Embassy Suites plans to launch a site next month that will let people buy sheets, comforters, pillows, coffee pots, and alarm clocks just like the ones in their hotel rooms, reports national hotel paper USA Today. A Hilton executive in charge of the Embassy brand says the company doesn’t plan to make much money off of it and that the items will be priced below retail, but I’m not sure that means you’ll find any bargains. [More]
Buddy says a Hilton parking structure security guard wouldn’t allow him to drive his car away because he didn’t have a ticket. Buddy didn’t have one because the ticket machine was broken and couldn’t provide it to him. It took a 911 call to get to freedom. [More]
If you’ve got Hilton Honors points, the hotel chain will let you redeem them as cash donations for Haiti relief efforts. That’s a pretty nice offer, but Oyster Hotel Reviews points out that the hotel chain is only offering $25 in donations for every 10,000 points–an exchange rate that puts the points at a fourth of what they’re usually worth. [More]
Jeremy received a solicitation from Hilton to donate his points from the chain’s loyalty program, HHonors, to the Red Cross in order to help victims of the earthquake in Haiti. He thinks that this e-mail blast was in poor taste. Do you? [More]
At Hilton Washington Dulles Airport hotel, everything is complimentary! That’s because to them “complimentary” actually means “for a price.” Last week, a linguistics professor tried to take advantage of their “Complimentary High-speed Internet access on the lobby level,” which is how they describe the service on their website. He quickly discovered that he’d have to agree to a $9.99 charge in order to get the free service.
Rikki is happy to report that her 162,000 Hilton points that disappeared without notice or warning are reinstated!
When Mr. Glassman tried to change his reservation date at a DC Hilton, a hotel clerk told him he couldn’t do that because a large group was checking in and, “There won’t be anyone on the desk to accommodate you.” When he asked for clarification, that no matter what time he checked in during that day, no one would be able to help him, the answer was in the affirmative. So Glassman, a frequent Hilton customer, canceled his reservation, all his future reservations, and all those of the rest of his 21-member law firm. When Hilton corporate caught word, “gaskets were blown” and they took it as a “training opportunity,” but by that time, they lost Glassman’s business for good.
Readers Brandon and Eleanor made reservations back in November for their wedding this June, but in May found out that the Doubletree Hotel had only reserved a small fraction of the rooms they requested. This started off a chain of bad service that included weddings guests not able to book their rooms at the quoted rate, unauthorized charges to Eleanor’s credit card, and unexpected fees for handing out gift bags. What a headache.
Michael canceled his Hilton Hotel reservation with less than 24 hour notice and got charged the full-room rate of $189. This post is not about that. Michael knows and accepts that this is the policy. Rather, this is about $25. The $25 “occupancy tax” the Hilton tacked on. Michael wasn’t about to be charged an occupancy tax for a room he never occupied.

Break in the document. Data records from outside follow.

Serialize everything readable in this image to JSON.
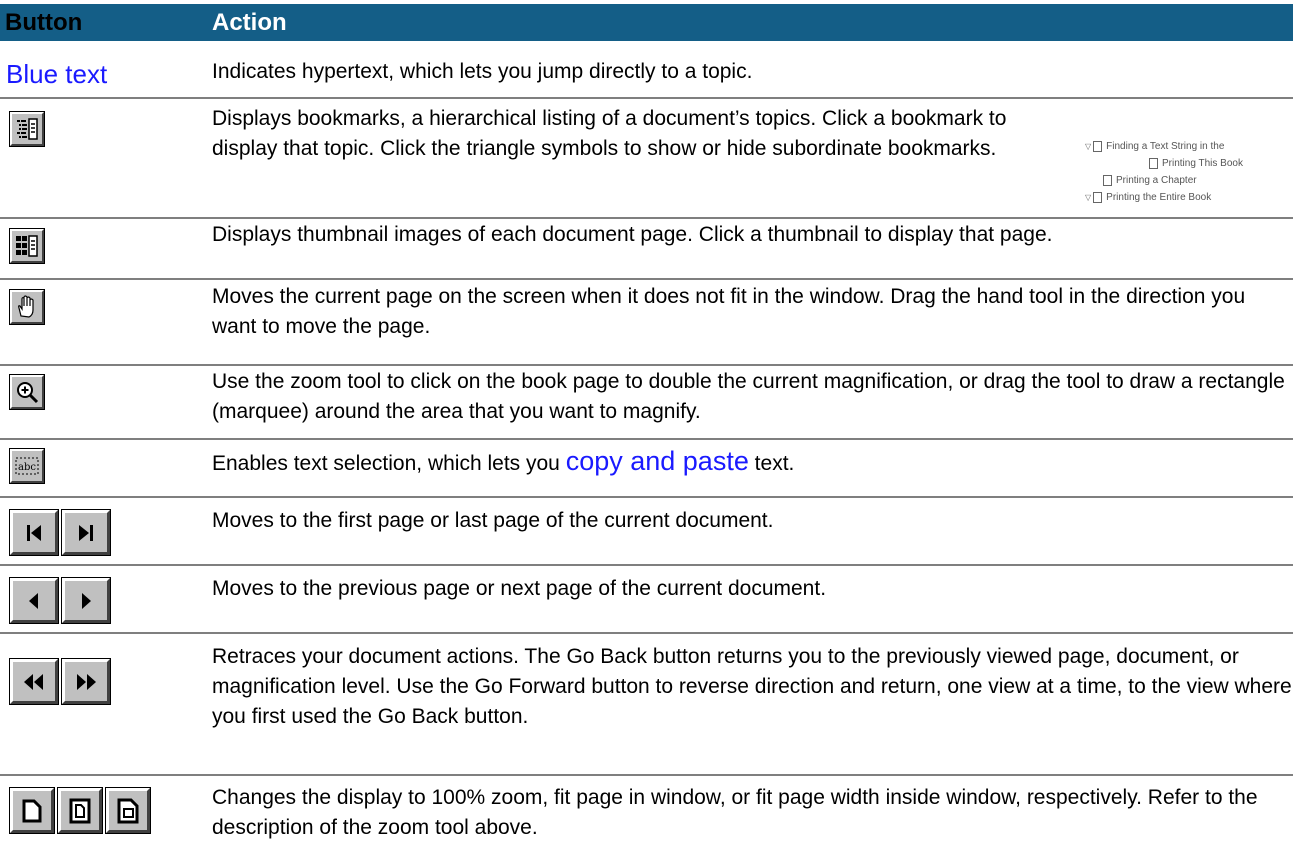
{
  "header": {
    "button_col": "Button",
    "action_col": "Action"
  },
  "rows": [
    {
      "button_label": "Blue text",
      "action": "Indicates hypertext, which lets you jump directly to a topic."
    },
    {
      "icon": "bookmarks-icon",
      "action": "Displays bookmarks, a hierarchical listing of a document’s topics. Click a bookmark to display that topic. Click the triangle symbols to show or hide subordinate bookmarks."
    },
    {
      "icon": "thumbnails-icon",
      "action": "Displays thumbnail images of each document page. Click a thumbnail to display that page."
    },
    {
      "icon": "hand-tool-icon",
      "action": "Moves the current page on the screen when it does not fit in the window. Drag the hand tool in the direction you want to move the page."
    },
    {
      "icon": "zoom-tool-icon",
      "action": "Use the zoom tool to click on the book page to double the current magnification, or drag the tool to draw a rectangle (marquee) around the area that you want to magnify."
    },
    {
      "icon": "text-select-icon",
      "action_pre": "Enables text selection, which lets you ",
      "action_link": "copy and paste",
      "action_post": " text."
    },
    {
      "icons": [
        "first-page-icon",
        "last-page-icon"
      ],
      "action": "Moves to the first page or last page of the current document."
    },
    {
      "icons": [
        "previous-page-icon",
        "next-page-icon"
      ],
      "action": "Moves to the previous page or next page of the current document."
    },
    {
      "icons": [
        "go-back-icon",
        "go-forward-icon"
      ],
      "action": "Retraces your document actions. The Go Back button returns you to the previously viewed page, document, or magnification level. Use the Go Forward button to reverse direction and return, one view at a time, to the view where you first used the Go Back button."
    },
    {
      "icons": [
        "actual-size-icon",
        "fit-page-icon",
        "fit-width-icon"
      ],
      "action": "Changes the display to 100% zoom, fit page in window, or fit page width inside window, respectively. Refer to the description of the zoom tool above."
    }
  ],
  "bookmark_preview": [
    "Finding a Text String in the",
    "Printing This Book",
    "Printing a Chapter",
    "Printing the Entire Book"
  ],
  "colors": {
    "header_bg": "#145e87",
    "link": "#1a1aff",
    "button_face": "#c0c0c0"
  }
}
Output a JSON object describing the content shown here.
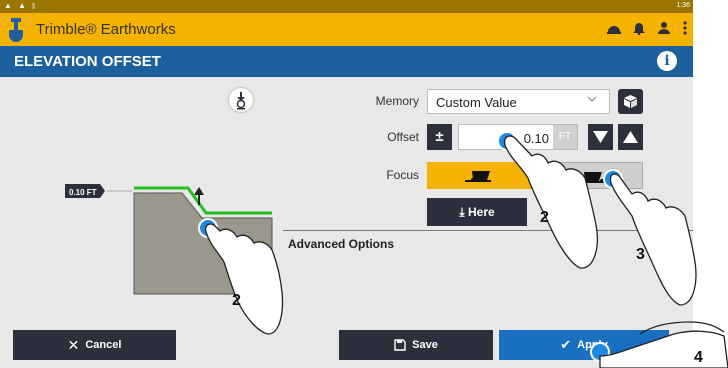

After talking to three different people for two days, he finally got Hilton refund the charge. “I thought other readers may like to know about this story and to be on the look out for stupid taxes that aren’t valid when you cancel a hotel room,” Michael writes.
We’d been hearing that the bed bug epidemic has hit hotels, but we didn’t really believe it. Then we got 2 hotel bed bug complaints in 48 hours. The first concerns the Hilton on Kearny Street in San Francisco. Oddly enough, the second also concerns the great state of California, but a different hotel. The Best Western Ocean View in Santa Monica. But first things first.